  • Coastal geology, geomorphology, sedimentology, and geoheritage
  • Nearshore marine geology, geomorphology, sedimentology, and geoheritage
  • The link between geodiversity and biodiversity along the Pilbara Coast
  • Coastal and hinterland ecology
  • Nearshore marine ecology (corals, mangroves, tidal flats, sand flats, rocky shores)
  • Indigenous history of the Pilbara Coast
  • Archaeology and Rock Art of the Pilbara Coast
  • Natural values of the Pilbara Coast
  • Developmental history, Industry, an Economic Value of Industry of the Pilbara Coast
  • Conservation and management of the Pilbara Coast

Objectives: To bring together and collate the up-to-the-present and state-of-the art science of universities, government agencies, researchers, and industry in a symposium to share information and exchange ideas towards the understanding and better management of the Pilbara Coast. The objective also is to produce a quality refereed publication as an outcome.

Length: Full day

Further details coming soon.

Optimizing Coastal Measurements- An Instrumentation Workshop

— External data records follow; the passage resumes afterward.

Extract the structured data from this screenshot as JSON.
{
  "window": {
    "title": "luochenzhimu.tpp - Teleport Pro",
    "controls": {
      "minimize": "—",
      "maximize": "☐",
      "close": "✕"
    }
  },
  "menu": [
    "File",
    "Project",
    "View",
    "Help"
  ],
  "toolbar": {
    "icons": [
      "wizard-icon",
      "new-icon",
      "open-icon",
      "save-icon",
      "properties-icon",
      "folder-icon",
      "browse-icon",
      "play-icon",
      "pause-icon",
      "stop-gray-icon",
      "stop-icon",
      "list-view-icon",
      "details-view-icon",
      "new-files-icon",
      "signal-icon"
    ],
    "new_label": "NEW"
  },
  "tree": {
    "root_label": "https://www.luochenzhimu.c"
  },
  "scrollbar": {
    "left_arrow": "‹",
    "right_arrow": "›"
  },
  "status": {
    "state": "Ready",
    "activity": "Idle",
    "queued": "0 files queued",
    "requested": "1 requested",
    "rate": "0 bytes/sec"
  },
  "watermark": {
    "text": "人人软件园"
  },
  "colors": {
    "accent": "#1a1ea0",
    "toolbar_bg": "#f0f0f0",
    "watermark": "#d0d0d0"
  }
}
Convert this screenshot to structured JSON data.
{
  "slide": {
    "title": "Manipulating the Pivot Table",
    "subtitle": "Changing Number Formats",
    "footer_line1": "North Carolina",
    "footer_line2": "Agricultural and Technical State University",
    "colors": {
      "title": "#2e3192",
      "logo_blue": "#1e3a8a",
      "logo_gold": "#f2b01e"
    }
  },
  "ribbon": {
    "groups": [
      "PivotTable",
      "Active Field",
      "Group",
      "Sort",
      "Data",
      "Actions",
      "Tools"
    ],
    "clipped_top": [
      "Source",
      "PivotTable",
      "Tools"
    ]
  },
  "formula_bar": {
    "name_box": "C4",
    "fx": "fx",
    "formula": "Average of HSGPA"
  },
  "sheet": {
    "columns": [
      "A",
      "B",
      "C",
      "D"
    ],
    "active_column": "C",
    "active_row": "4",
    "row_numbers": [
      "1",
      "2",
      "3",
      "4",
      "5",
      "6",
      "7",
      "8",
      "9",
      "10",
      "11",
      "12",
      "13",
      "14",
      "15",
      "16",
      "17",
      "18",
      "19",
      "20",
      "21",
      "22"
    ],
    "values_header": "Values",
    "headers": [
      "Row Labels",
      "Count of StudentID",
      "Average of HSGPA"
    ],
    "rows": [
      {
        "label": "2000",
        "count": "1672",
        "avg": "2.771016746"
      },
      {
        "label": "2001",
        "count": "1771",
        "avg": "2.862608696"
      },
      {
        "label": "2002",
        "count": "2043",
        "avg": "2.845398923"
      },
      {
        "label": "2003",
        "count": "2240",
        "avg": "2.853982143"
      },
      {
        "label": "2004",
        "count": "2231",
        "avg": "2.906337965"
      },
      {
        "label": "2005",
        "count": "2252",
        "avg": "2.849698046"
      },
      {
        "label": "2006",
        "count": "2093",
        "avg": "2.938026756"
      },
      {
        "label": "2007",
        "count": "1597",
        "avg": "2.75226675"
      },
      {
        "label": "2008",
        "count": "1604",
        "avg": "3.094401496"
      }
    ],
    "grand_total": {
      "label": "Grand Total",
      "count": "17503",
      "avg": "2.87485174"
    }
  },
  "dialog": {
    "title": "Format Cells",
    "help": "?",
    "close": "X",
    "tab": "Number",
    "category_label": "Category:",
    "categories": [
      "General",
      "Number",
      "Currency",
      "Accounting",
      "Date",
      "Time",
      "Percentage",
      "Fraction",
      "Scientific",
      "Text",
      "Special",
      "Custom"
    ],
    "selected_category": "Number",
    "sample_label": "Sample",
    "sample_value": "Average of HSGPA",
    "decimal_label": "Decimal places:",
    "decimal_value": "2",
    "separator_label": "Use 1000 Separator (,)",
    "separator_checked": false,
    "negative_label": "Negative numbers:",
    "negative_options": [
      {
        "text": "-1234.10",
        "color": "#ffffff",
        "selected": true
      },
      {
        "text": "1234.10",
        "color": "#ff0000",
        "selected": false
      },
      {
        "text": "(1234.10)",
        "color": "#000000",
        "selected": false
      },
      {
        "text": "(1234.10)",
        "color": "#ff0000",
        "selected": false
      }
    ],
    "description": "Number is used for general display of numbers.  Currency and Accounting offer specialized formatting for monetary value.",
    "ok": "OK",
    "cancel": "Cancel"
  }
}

Coastal ocean observations, as fundamental and exciting as they are, can also be quite the daunting task. As an instrumentation provider, RBR has recognized that those who take the time to become familiar with, care for, and understand the limitations and strengths of their equipment often have the greatest successes in the field.

This workshop is a forum to spark interest in understanding oceanographic sensor measurement methods, improving the quality of field data, increasing deployment success rates, and improving the safety of those conducting the observations. We will focus on best practices, practical maintenance, deployment considerations, and a few tips and tricks to help get the most from your ocean observing equipment. The material covered is applicable to a wide variety of common instrumentation.

The workshop will cover:

  • Sensor technology
    • Inductive conductivity measurements
    • Pressure measurements
    • Temperature measurements
    • Optical measurements
  • Technical considerations when selecting a sensor
  • Configuring instruments for deployment
  • Mounting & deployment considerations
  • Data processing
  • Sensor maintenance
  • Software and mobile applications

Further details coming soon.

Key Dates

August 2018
Call for Symposia Opens

September 2018
Call for Symposia Closes

December 2018 
Early Bird Registration opens

22 February 2019 
Call for Abstracts Closes

March 2019
Abstract Outcomes

April 2019
Early Bird Registration closes

7 – 11 July 2019